To make up for its biggest channel gaps, ABC and CBS, Sling offers customers a free indoor or outdoor TV antenna when you pre-pay for two months of service. They’ll even send out someone to install it professionally for you.
This does add an annoying extra step to the TV-viewing experience — you’ll have to switch TV inputs and remotes every time you want to watch a local channel — but it’s a big part of why Sling can keep its prices so low.
Free streaming device offer
Not sure how to stream on your TV? Sling will send you a free Amazon Fire TV Stick streaming device when you pre-pay for two months of service, a $50 value on its own.
Sling TV FAQs
Which streaming devices work with Sling TV?
The following streaming devices, smart TVs and gaming consoles are compatible with Sling TV:
- AirTV Player
- Amazon Fire TV
- Android TV
- Apple TV
- Google Chromecast
- LG TVs
- Xbox One
- Xiaomi Mi TVs
Does Sling TV include cloud DVR recording?
Yes. Sling added 10 hours of free DVR storage to all of its plans when it raised prices by $5 at the end of 2019. And unlike other streaming services, recordings have no expiration date. If 10 hours isn’t enough, you can upgrade to 50 hours for an extra $5/mo.

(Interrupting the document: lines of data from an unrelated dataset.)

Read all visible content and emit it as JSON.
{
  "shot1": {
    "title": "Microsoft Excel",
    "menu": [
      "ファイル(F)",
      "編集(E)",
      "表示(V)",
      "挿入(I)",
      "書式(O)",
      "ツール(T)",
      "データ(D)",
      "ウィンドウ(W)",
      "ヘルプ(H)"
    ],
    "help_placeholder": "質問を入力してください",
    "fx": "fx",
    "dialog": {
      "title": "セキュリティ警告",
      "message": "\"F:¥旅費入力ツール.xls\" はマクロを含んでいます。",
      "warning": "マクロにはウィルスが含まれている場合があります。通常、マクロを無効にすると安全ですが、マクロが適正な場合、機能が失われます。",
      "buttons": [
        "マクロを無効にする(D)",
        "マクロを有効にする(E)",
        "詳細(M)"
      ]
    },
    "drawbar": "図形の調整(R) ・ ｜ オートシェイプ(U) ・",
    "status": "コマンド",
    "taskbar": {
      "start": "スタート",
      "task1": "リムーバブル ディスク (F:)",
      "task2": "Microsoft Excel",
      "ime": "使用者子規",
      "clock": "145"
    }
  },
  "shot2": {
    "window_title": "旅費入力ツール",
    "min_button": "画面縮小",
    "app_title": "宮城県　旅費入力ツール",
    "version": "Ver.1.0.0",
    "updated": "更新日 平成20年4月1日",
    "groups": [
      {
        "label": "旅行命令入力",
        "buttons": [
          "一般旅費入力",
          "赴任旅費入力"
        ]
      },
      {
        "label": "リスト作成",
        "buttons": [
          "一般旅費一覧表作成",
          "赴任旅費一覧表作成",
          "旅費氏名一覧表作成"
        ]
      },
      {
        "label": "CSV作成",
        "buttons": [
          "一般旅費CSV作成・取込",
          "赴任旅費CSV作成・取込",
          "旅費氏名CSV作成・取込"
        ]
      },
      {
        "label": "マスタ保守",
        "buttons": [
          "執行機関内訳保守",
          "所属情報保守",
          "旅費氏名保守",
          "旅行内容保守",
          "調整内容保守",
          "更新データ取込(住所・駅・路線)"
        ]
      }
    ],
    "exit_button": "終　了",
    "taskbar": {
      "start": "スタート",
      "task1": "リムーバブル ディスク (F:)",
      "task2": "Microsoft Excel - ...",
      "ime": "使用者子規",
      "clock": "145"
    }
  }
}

How many simultaneous streams does Sling TV allow?
Sling allows one stream at a time on its Orange plan, two on its Blue plan and four on Orange + Blue. If you try to stream on more devices than it allows simultaneously, you’ll get an error message on the first device that was signed in.
What internet speed do I need for Sling TV?
Sling recommends various minimum speeds for different types of streaming:
- At least 3 Mbps for streaming on tablets and phones
- At least 5 Mbps for streaming on a laptop, PC or Mac
- At least 25 Mbps for homes that use multiple devices at once
If you’re not sure what speeds you’re currently getting, use our speed test below to find out.
Our other live TV streaming service reviews
We’ve written extensively about every live TV streaming service around. For more detailed information, you can check out our full reviews below:
- AT&T Watch TV ($15/mo.)
- Philo TV ($20/mo.)
- Vidgo ($40/mo.)
- fuboTV ($55/mo.)
- Hulu + Live TV ($55/mo.)
- AT&T TV NOW ($55/mo.)
- AT&T TV ($60/mo. in year one, $93/mo. in year two)
- YouTube TV ($65/mo.)
- Best live TV streaming services
Choose streaming services that match your watching habits when you compare on Allconnect.Shop streaming services
Written by:Joe Supan
Senior Writer, Broadband Content
Joe oversees all things broadband for Allconnect. His work has been referenced by Yahoo!, Lifehacker and more. He has utilized thousands of data points to build a library of metrics to he… Read more
- FeaturedAll you need to know about streaming TV — A beginner’s guide Joe Supan — 6 min read
- FeaturedLocast, Pluto and Stirr, oh my! Here are the best free live TV streaming services Joe Supan — 4 min read
- FeaturedAmericans already subscribe to three streaming services on average. Is there room for more? Joe Supan — 4 min read
Monday, September 20, 2021How fast can ‘fast internet’ go? The theoretical speed limits of fiber optic, cable and DSL
Joe Supan — 3 min read
Saturday, September 18, 2021Is the internet a hidden driver of climate change?
Ari Howard — 4 min read
Friday, September 17, 2021What is the average internet bill?
David Anders — 8 min read